■ WHAT TO PRODUCE ■
Scan the lines below for "title" and copy the matches.
DATA EXTRACT below:
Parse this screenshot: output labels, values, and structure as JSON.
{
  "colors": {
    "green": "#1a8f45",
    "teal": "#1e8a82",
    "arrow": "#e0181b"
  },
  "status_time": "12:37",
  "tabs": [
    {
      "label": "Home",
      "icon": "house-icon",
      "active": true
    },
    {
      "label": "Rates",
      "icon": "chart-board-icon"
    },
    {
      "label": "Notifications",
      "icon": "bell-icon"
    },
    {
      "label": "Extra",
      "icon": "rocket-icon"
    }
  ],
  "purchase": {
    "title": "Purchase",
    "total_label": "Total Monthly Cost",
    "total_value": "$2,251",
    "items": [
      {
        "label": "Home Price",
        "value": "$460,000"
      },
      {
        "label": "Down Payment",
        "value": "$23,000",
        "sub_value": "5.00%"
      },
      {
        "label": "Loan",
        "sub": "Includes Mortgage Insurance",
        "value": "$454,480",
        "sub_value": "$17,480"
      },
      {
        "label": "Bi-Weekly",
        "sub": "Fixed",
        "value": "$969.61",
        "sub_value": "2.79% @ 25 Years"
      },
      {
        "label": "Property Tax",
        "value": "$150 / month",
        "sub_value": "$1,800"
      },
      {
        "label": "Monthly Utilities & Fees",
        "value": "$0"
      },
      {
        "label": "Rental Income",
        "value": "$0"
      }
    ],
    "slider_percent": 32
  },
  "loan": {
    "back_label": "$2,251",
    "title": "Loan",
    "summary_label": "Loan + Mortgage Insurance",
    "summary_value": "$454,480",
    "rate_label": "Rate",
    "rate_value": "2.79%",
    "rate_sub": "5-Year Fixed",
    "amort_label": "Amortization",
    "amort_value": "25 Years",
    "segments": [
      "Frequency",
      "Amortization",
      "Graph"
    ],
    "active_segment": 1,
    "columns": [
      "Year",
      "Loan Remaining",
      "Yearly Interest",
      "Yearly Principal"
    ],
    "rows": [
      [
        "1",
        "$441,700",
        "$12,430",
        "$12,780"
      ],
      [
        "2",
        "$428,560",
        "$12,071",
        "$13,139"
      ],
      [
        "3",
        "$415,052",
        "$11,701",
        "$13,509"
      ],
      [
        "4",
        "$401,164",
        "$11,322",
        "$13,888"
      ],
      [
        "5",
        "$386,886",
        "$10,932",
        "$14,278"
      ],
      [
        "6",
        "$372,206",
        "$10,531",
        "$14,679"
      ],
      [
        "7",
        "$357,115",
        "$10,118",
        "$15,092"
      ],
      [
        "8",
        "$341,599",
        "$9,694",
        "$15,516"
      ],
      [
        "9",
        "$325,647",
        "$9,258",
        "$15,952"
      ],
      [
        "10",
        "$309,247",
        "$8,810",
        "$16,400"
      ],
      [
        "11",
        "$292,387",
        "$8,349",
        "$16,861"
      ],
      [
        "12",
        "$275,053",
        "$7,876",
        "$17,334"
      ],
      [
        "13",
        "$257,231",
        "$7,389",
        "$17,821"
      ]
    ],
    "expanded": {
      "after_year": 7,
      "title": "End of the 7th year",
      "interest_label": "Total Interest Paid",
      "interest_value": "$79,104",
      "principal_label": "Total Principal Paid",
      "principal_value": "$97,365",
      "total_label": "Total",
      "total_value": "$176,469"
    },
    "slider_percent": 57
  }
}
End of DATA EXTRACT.
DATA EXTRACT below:
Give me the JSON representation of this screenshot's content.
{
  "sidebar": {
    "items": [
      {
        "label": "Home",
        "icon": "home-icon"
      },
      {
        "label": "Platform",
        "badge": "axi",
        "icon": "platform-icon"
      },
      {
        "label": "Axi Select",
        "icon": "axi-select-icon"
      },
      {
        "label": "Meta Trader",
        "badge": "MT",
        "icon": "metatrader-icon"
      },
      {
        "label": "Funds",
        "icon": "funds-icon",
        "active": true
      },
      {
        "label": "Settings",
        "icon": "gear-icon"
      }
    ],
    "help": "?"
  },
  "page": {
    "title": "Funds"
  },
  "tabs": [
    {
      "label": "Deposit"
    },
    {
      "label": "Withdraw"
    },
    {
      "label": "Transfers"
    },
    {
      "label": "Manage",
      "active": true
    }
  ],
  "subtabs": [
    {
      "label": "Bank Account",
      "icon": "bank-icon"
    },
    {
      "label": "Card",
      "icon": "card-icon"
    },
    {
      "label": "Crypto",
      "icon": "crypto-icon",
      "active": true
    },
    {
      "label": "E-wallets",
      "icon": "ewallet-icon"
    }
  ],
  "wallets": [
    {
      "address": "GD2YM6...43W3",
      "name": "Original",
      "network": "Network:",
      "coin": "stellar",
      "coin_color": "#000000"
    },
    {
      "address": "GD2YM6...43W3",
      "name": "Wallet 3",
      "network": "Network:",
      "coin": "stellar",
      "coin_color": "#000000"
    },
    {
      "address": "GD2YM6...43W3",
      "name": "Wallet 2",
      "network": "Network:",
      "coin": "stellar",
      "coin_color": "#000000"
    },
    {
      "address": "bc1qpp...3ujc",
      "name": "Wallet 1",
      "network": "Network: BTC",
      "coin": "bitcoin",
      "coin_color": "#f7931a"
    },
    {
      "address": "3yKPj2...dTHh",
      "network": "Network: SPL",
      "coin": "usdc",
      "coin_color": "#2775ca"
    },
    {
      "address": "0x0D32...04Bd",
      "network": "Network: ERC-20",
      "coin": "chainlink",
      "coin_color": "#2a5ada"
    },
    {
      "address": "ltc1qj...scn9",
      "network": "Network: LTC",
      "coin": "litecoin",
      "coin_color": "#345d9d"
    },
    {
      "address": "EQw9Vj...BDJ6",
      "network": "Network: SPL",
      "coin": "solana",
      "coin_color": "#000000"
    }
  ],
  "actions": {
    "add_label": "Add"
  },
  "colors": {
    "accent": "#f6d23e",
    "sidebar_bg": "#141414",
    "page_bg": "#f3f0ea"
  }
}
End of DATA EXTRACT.
■ EXERCISE OUTPUT ■
    "title": "Purchase",
    "title": "Loan",
      "title": "End of the 7th year",
    "title": "Funds"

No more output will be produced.